What the exercise asks
Please copy out every line of the listing below in which the word "type" appears.

Available records

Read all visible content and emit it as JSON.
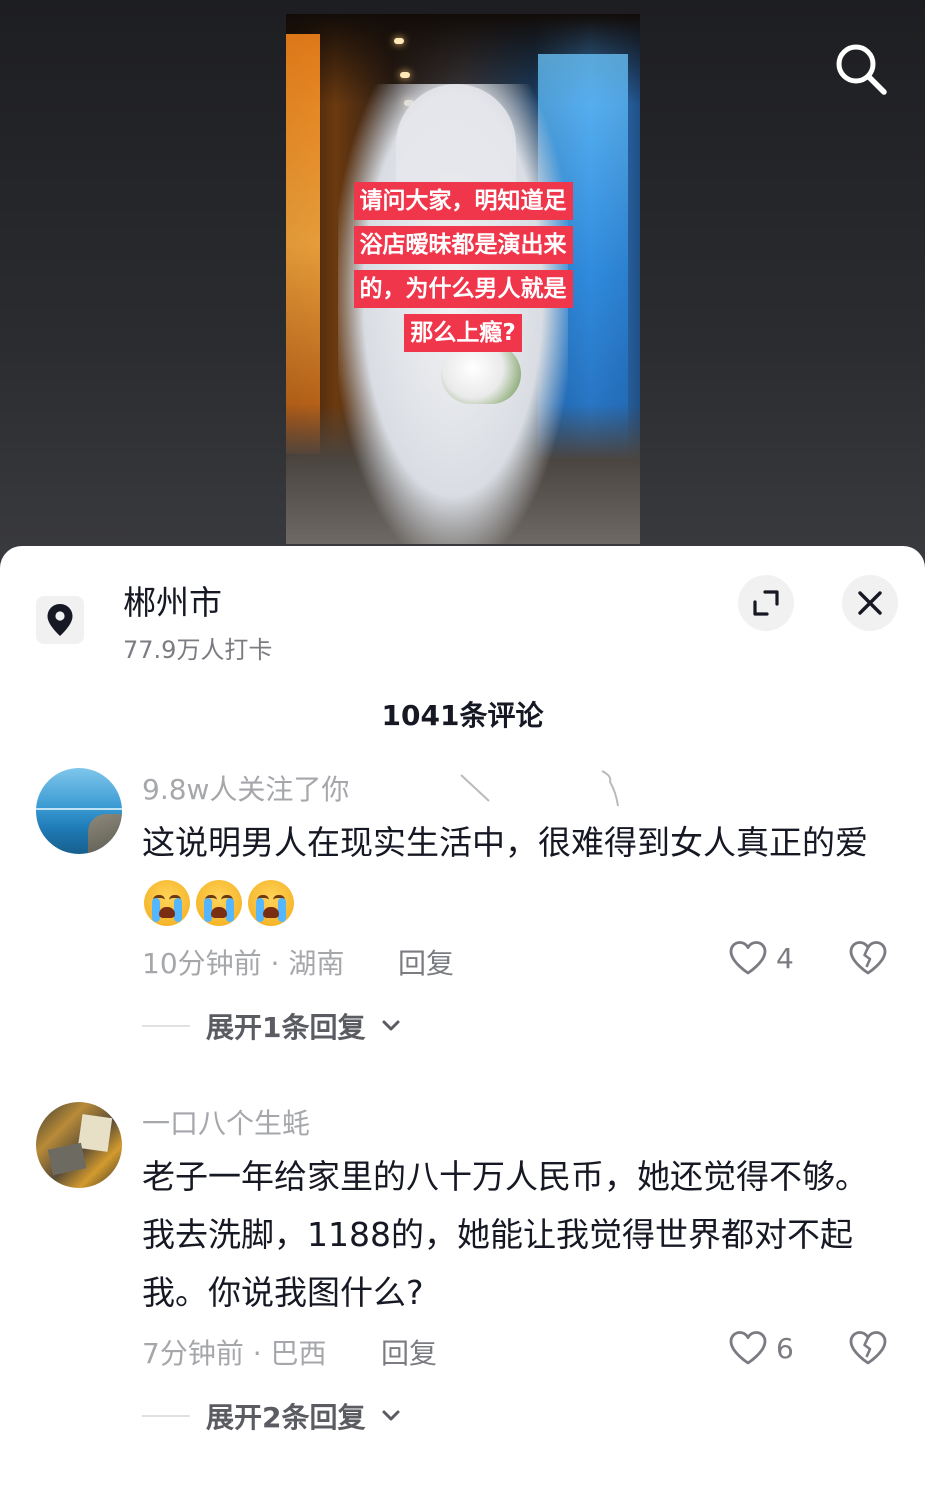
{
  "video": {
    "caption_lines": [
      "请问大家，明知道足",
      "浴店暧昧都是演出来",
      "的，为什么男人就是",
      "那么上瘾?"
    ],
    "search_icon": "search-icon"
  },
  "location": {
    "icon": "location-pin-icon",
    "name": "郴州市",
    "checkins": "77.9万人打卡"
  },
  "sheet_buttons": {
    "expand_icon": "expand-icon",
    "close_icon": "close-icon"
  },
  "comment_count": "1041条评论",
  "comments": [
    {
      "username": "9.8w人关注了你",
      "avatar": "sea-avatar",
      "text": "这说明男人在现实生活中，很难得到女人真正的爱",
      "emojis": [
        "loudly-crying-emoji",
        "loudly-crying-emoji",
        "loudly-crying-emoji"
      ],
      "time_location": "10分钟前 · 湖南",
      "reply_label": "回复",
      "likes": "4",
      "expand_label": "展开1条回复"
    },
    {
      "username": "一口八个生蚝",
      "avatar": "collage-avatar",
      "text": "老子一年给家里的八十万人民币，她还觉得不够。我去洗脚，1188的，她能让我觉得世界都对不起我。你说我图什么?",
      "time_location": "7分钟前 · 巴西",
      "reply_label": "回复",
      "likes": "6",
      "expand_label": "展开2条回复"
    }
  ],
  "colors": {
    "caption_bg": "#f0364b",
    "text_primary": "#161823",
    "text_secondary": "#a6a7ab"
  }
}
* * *
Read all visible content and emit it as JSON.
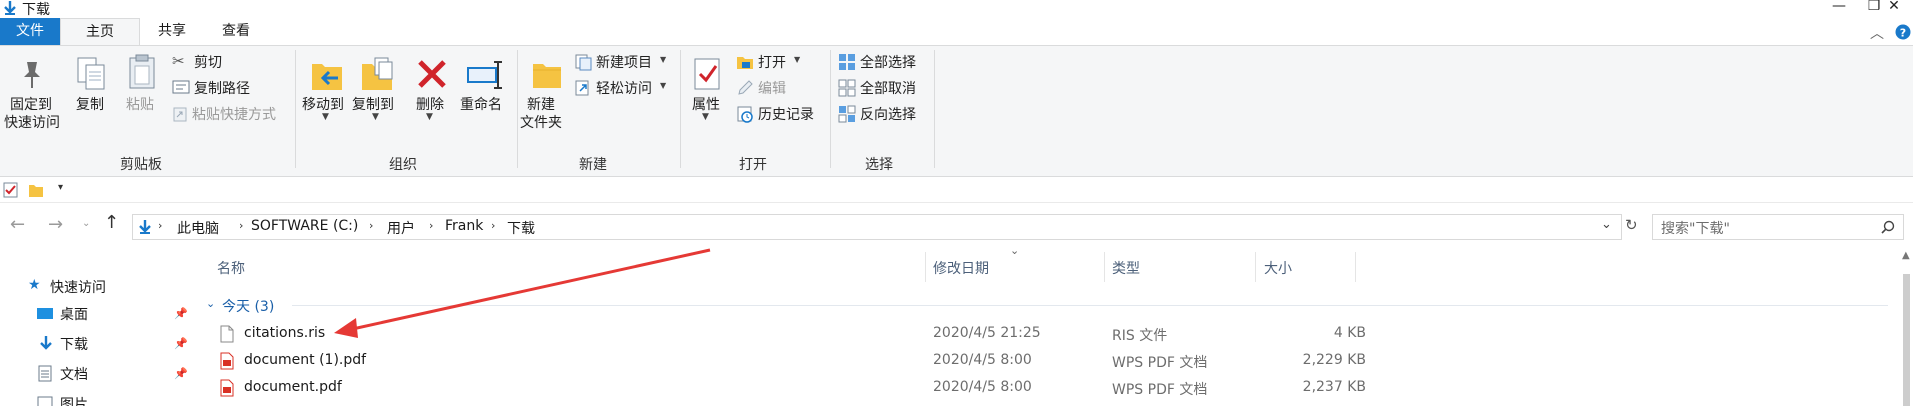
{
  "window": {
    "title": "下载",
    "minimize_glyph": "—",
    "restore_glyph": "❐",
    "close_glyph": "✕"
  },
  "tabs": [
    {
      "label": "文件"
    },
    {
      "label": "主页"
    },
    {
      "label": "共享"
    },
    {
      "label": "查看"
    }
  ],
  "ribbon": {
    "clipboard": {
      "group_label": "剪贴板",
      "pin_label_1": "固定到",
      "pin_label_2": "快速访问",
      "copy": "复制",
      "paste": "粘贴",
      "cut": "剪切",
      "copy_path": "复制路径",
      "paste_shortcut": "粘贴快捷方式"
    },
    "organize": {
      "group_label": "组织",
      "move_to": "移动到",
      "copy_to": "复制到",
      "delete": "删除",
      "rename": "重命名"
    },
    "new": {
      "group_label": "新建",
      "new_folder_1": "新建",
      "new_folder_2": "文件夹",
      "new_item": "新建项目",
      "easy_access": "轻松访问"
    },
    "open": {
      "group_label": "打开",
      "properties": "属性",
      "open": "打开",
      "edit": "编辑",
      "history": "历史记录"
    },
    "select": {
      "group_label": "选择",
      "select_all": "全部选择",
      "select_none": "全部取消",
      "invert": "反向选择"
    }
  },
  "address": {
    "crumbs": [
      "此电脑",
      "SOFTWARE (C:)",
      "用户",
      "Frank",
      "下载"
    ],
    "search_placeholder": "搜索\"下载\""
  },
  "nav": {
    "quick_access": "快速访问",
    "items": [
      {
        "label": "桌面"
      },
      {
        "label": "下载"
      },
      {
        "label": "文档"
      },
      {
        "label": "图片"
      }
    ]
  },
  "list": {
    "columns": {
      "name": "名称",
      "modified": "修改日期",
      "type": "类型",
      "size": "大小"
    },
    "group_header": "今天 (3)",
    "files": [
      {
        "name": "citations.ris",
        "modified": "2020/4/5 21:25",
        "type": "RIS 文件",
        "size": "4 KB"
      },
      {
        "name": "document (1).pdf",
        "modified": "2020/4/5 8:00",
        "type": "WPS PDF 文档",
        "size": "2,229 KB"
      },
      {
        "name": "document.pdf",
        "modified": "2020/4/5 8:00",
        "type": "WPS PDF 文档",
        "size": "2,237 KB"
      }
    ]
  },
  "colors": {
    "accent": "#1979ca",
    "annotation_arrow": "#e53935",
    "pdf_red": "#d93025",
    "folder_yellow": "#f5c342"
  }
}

Output of the exercise
      "type": "类型",
        "type": "RIS 文件",
        "type": "WPS PDF 文档",
        "type": "WPS PDF 文档",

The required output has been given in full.